So I’m going to talk about the weather now. If you’re non-English in UK, you’re getting used to little weather chats in awkward situations:
**Making a cup of tea in the staffroom. Another person waiting for the kettle**
– So… The weather’s awful today, isn’t it?
– Yeah… It is, isn’t it?
– Yeah… See you later.
**Both leave at the same time in silence**
Apparently Wales and the south-west of the Kingdom have been smothered in storms, waves and floods for months now.
This year it has been very dry, warm and tranquil, which is unusual for English weather. Well, at least in Leeds. This means we were able to have a breath of fresh air and a glance at the sun. And maaan, I haven’t seen the sun in a long time!

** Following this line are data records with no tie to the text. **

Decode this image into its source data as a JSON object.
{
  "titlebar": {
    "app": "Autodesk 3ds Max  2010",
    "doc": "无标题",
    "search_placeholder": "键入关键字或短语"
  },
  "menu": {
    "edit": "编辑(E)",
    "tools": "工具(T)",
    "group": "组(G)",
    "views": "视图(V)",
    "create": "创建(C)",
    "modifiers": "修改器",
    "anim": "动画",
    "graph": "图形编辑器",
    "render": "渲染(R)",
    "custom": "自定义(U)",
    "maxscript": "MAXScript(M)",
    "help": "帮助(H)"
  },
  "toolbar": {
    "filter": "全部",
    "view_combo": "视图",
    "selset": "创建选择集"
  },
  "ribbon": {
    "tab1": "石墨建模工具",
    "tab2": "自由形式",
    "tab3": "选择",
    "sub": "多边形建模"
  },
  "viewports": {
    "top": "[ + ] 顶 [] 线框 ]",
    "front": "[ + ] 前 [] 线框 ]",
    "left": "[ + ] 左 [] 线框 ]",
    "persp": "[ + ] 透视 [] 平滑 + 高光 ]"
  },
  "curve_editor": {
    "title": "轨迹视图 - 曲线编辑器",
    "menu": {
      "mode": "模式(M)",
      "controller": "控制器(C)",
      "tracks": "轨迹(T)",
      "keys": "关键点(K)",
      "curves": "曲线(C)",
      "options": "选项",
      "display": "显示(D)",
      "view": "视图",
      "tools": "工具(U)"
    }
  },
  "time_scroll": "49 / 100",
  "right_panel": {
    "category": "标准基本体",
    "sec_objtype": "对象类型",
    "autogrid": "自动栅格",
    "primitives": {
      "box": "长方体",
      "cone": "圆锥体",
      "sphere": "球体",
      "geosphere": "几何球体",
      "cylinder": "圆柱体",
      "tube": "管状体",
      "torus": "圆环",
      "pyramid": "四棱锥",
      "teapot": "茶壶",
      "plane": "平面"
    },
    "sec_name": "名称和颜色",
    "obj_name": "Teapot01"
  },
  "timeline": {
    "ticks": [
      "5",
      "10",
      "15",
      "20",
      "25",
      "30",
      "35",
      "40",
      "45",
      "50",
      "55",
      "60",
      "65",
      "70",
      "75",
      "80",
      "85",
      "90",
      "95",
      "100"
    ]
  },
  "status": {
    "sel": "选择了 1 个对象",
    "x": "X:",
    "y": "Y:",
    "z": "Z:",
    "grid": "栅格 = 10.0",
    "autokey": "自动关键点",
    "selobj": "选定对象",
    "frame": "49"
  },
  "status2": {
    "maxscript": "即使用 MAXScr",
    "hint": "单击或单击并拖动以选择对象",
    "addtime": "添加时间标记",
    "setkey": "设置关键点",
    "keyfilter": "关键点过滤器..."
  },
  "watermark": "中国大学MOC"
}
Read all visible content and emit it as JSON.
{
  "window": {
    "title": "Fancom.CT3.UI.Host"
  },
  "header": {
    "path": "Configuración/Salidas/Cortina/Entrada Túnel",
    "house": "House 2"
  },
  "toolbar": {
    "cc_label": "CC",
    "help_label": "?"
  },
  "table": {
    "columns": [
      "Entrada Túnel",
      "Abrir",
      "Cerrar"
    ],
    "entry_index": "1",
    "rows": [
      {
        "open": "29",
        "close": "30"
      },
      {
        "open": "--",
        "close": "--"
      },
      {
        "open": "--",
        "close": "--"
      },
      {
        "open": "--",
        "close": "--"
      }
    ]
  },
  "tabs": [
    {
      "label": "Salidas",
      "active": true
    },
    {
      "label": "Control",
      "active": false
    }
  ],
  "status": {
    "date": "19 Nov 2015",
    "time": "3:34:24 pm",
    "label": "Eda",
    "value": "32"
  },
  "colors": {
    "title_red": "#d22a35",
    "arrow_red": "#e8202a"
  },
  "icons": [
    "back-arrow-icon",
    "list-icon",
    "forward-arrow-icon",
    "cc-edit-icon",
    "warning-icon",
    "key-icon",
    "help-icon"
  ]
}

We live on the bank of River Aire and the area is relatively green and quiet. Whenever we go to the city centre, this is what we see:
This is the main hall of the newly-opened Trinity shopping centre. Talk about crowded… Every day. What can you possibly be buying?
Well, we were buying chestnuts.
The UK supermarkets still stock chestnuts at this time of year. They’re quite pricey, but you can get them for at least half the price at a local market. Both sellers probably get them from the same supplier overseas, China being one of the largest suppliers of chestnuts to the UK.
I didn’t know that once bought, you were supposed to keep them in the fridge. My lack of knowledge resulted in them accumulating mould inside their shell and eventually half of them ended up in the bin, which is a bit of a shame.
What you need:
A bag of chestnuts, around 200 grams
A cup of rice [to two cups water]
10 sage leaves
A knob of butter (use olive oil if you’re vegan)
What do I do with all these ingredients??
1) Roast the chestnuts for 15 – 20 mins in 180 C oven and peel once cool;
2) Cook the rice for 10+ mins with a little salt;
3) Fry sage in butter until crispy, remove carefully and leave aside;
4) Fry the peeled nuts in leftover butter with some salt, arrange everything on a plate and enjoy.
As you take a bite, you can taste the sweetness of the chestnuts. Follow that with the savoury rice and buttery, yet crunchy sage and you’ll be amazed how such little ingredients can have so much character.